**Data under study:**
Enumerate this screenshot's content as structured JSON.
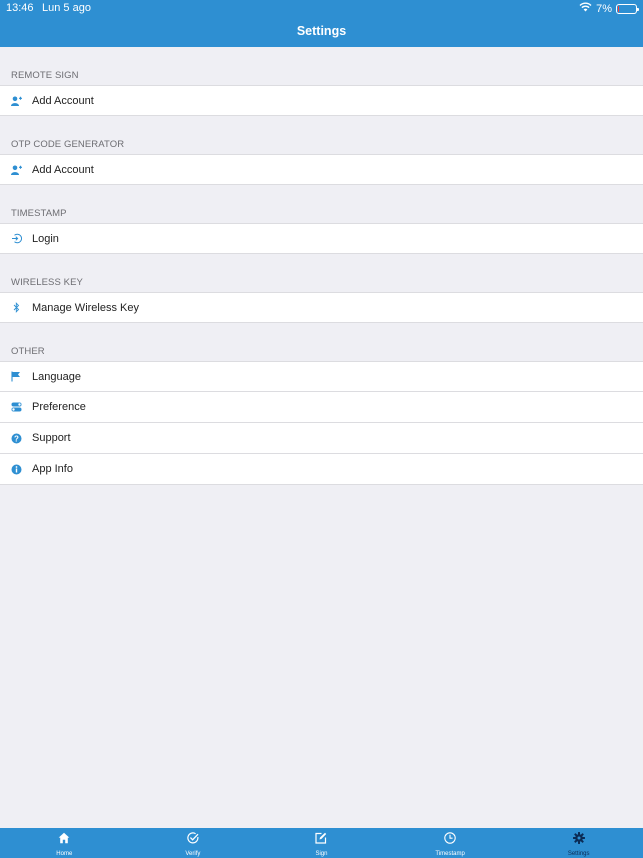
{
  "status": {
    "time": "13:46",
    "date": "Lun 5 ago",
    "battery": "7%",
    "battery_level": 0.07
  },
  "header": {
    "title": "Settings"
  },
  "sections": [
    {
      "title": "REMOTE SIGN",
      "items": [
        {
          "label": "Add Account",
          "icon": "add-user-icon"
        }
      ]
    },
    {
      "title": "OTP CODE GENERATOR",
      "items": [
        {
          "label": "Add Account",
          "icon": "add-user-icon"
        }
      ]
    },
    {
      "title": "TIMESTAMP",
      "items": [
        {
          "label": "Login",
          "icon": "login-icon"
        }
      ]
    },
    {
      "title": "WIRELESS KEY",
      "items": [
        {
          "label": "Manage Wireless Key",
          "icon": "bluetooth-icon"
        }
      ]
    },
    {
      "title": "OTHER",
      "items": [
        {
          "label": "Language",
          "icon": "flag-icon"
        },
        {
          "label": "Preference",
          "icon": "toggles-icon"
        },
        {
          "label": "Support",
          "icon": "question-icon"
        },
        {
          "label": "App Info",
          "icon": "info-icon"
        }
      ]
    }
  ],
  "tabs": [
    {
      "label": "Home",
      "icon": "home-icon"
    },
    {
      "label": "Verify",
      "icon": "check-circle-icon"
    },
    {
      "label": "Sign",
      "icon": "edit-icon"
    },
    {
      "label": "Timestamp",
      "icon": "clock-icon"
    },
    {
      "label": "Settings",
      "icon": "gear-icon",
      "active": true
    }
  ],
  "colors": {
    "primary": "#2e8fd2",
    "background": "#efeff4",
    "active_tab": "#0b2b55",
    "battery_low": "#ff3b30"
  }
}
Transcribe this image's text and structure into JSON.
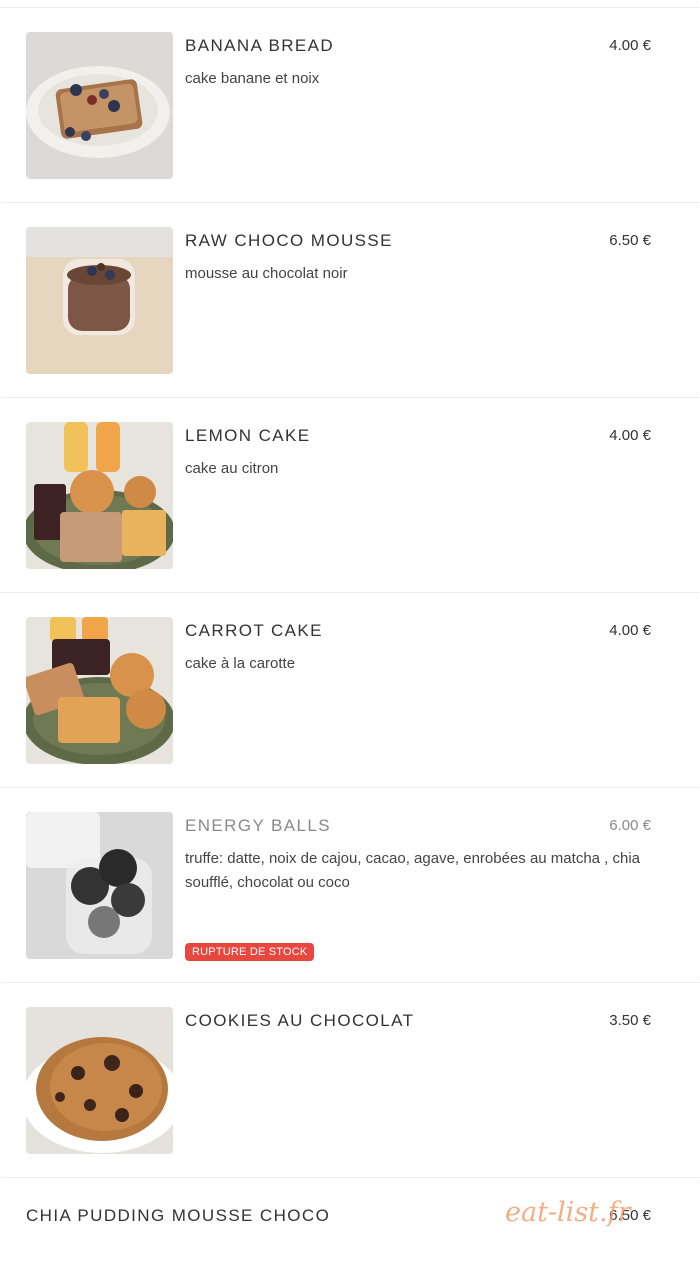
{
  "items": [
    {
      "name": "BANANA BREAD",
      "price": "4.00 €",
      "description": "cake banane et noix",
      "image": "banana-bread-photo"
    },
    {
      "name": "RAW CHOCO MOUSSE",
      "price": "6.50 €",
      "description": "mousse au chocolat noir",
      "image": "choco-mousse-photo"
    },
    {
      "name": "LEMON CAKE",
      "price": "4.00 €",
      "description": "cake au citron",
      "image": "lemon-cake-photo"
    },
    {
      "name": "CARROT CAKE",
      "price": "4.00 €",
      "description": "cake à la carotte",
      "image": "carrot-cake-photo"
    },
    {
      "name": "ENERGY BALLS",
      "price": "6.00 €",
      "description": "truffe: datte, noix de cajou, cacao, agave, enrobées au matcha , chia soufflé, chocolat ou coco",
      "badge": "RUPTURE DE STOCK",
      "badge_color": "#e8473f",
      "image": "energy-balls-photo"
    },
    {
      "name": "COOKIES AU CHOCOLAT",
      "price": "3.50 €",
      "description": "",
      "image": "cookie-photo"
    },
    {
      "name": "CHIA PUDDING MOUSSE CHOCO",
      "price": "6.50 €"
    }
  ],
  "watermark": "eat-list.fr"
}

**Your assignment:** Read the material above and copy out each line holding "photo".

**Task output:**
      "image": "banana-bread-photo"
      "image": "choco-mousse-photo"
      "image": "lemon-cake-photo"
      "image": "carrot-cake-photo"
      "image": "energy-balls-photo"
      "image": "cookie-photo"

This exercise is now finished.